Before the polls opened in Virginia yesterday, Harry Enten of FiveThirtyEight went over what the polling data indicated might happen and admitted that it was hard to say. On the Democratic side, the average of polls showed a dead heat but there were a couple of surveys that showed a large lead for Lt. Gov. Ralph Northam over former Rep. Tom Perriello. Overall, the quality of the late polling wasn’t particularly high.
Here’s what Enten wrote about the Republican contest:
Most analysts believe that [Ed] Gillespie, who was the Republican nominee for Senate in 2014, will make it to another general election. The polling has been limited, but Gillespie has led in every poll but one by 15 percentage points or more. However, Change Research’s poll actually has [Corey] Stewart ahead 42 percent to Gillespie’s 41 percent. The poll is an outlier, but in a low-turnout open primary (where some nominal Gillespie supporters may decide to cast a vote in the Democratic primary) Stewart may benefit from an enthusiasm edge. Remember, this is the state where Eric Cantor shockingly lost his primary in 2014, even as the polls had him ahead.
In the end, averaging the polls gave us approximately the opposite of the actual results.
Northam, Ralph 303,541 56%
Perriello, Tom 239,505 44%
Gillespie, Edward 160,100 44%
Stewart, Corey 155,780 43%
Wagner, Frank 50,394 14%
Both Northam and Gillespie owe their victories to voters in the northern suburbs and more generally to the more populous and diverse blue parts of the Commonwealth.
One thing that is immediately noticeable is a large turnout disparity between the two parties, with many more people casting votes on the Democratic side. Part of this may have been precisely because the polls were wrong and indicated that the more competitive race would be on the Democratic side. But, be that as it may, the greater interest in the Democratic primary is a solid indicator that Northam begins the general election with a strong advantage. At NBC News, Chuck Todd & company argue that Virginia isn’t a purple (competitive) state anymore:
One way to look at the closer-than-expected Gillespie-vs.-Stewart race is that Trump’s wing of the party is on the rise; this is no longer your Bush 43 party in which Gillespie served. The other way is that GOP moderates fled the party, with Northern Virginia Republicans voting in the Democratic contest (Virginia voters can pick which primary they want to participate in). “There’s a new name for the voters most people thought of as VA’s moderate Republicans a few years ago: Democrats,” observed the Cook Political Report’s David Wasserman. “VA is not a swing state,” he added. Indeed, Republicans have now gone 1-9 in major Virginia statewide races (for president, governor, U.S. Senate) since 2004.
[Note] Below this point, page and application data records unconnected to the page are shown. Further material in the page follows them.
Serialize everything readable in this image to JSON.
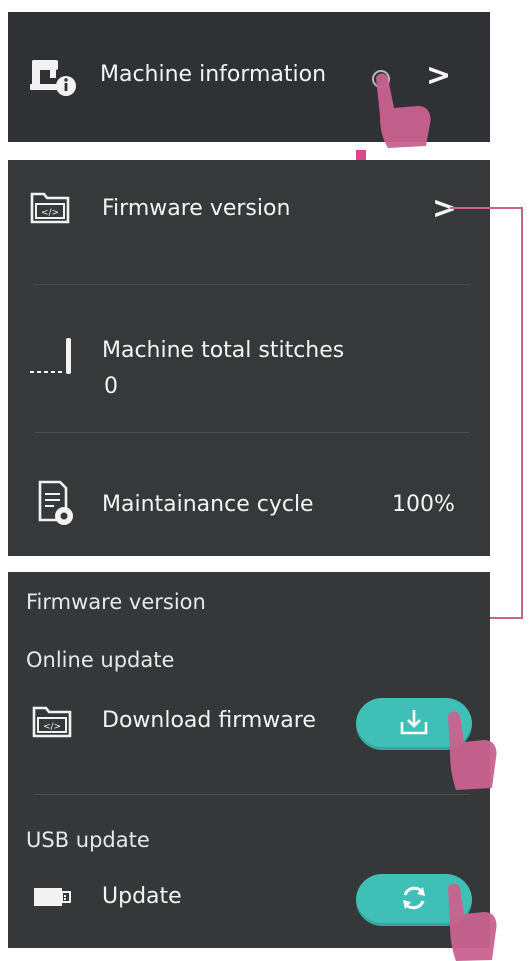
{
  "machine_info": {
    "label": "Machine information"
  },
  "settings": {
    "firmware_label": "Firmware version",
    "stitches_label": "Machine total stitches",
    "stitches_value": "0",
    "maintenance_label": "Maintainance cycle",
    "maintenance_value": "100%"
  },
  "firmware_screen": {
    "title": "Firmware version",
    "online_section": "Online update",
    "download_label": "Download firmware",
    "usb_section": "USB update",
    "update_label": "Update"
  },
  "colors": {
    "panel": "#333538",
    "accent_teal": "#3fbfb5",
    "pointer_pink": "#e0478a",
    "hand_pink": "#c9628f"
  },
  "icons": {
    "machine": "sewing-machine-info-icon",
    "firmware": "folder-code-icon",
    "stitches": "needle-stitch-icon",
    "maintenance": "document-gear-icon",
    "download": "download-icon",
    "usb": "usb-drive-icon",
    "update": "refresh-icon"
  }
}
I think this analysis is very premature. The Democrats definitely have an advantage but they should have had advantages in states like Maryland, Massachusetts, Vermont and New Hampshire where they recently lost gubernatorial elections. Almost no one predicted that Ed Gillespie would put such a scare into Sen. Mark Warner, but look at the 2014 results of their campaign:
Mark Warner (inc.) 1,073,667 49.15%
Ed Gillespie 1,055,940 48.34%
What should worry Gillespie is that he did best in areas of the state where he is going to get slaughtered in November. In the Republican areas of the state, most of the voters went for the guy who was trying to out-Trump Trump by celebrating the heritage of the Confederacy. Gillespie will need all their votes but it won’t be that easy for him to get them:
…Democrats today hold a unity event with Northam and Perriello, while Republicans aren’t unified. “There is one word you will never hear from me, and that’s ‘unity,’” Stewart told supporters, per the Washington Post.
The fact that President Trump currently has a job approval rating in Virginia in the thirties is another problem for Gillespie. While he’s positioned fairly well to make his case with moderates, he is going to have to figure out a way to mobilize the Stewart voters without any help from Stewart. Northam will have Perriello stumping for him which should help him vacuum up some of his downstate support.
Having interviewed Perriello for our current issue, I am disappointed that we won’t get to see him put his strategies and messages to use in a general election. I haven’t been able to do more than a cursory analysis of the election returns yet, but there are some indications that Perriello succeeded in making inroads into some of the more rural and exurban parts of the state. It appears that Northam’s overwhelming support from elected Democrats was convincing to the primary voters as he rolled up huge margins in the areas represented by Democrats. I wish we could have seen this experiment play out on a more neutral playing field.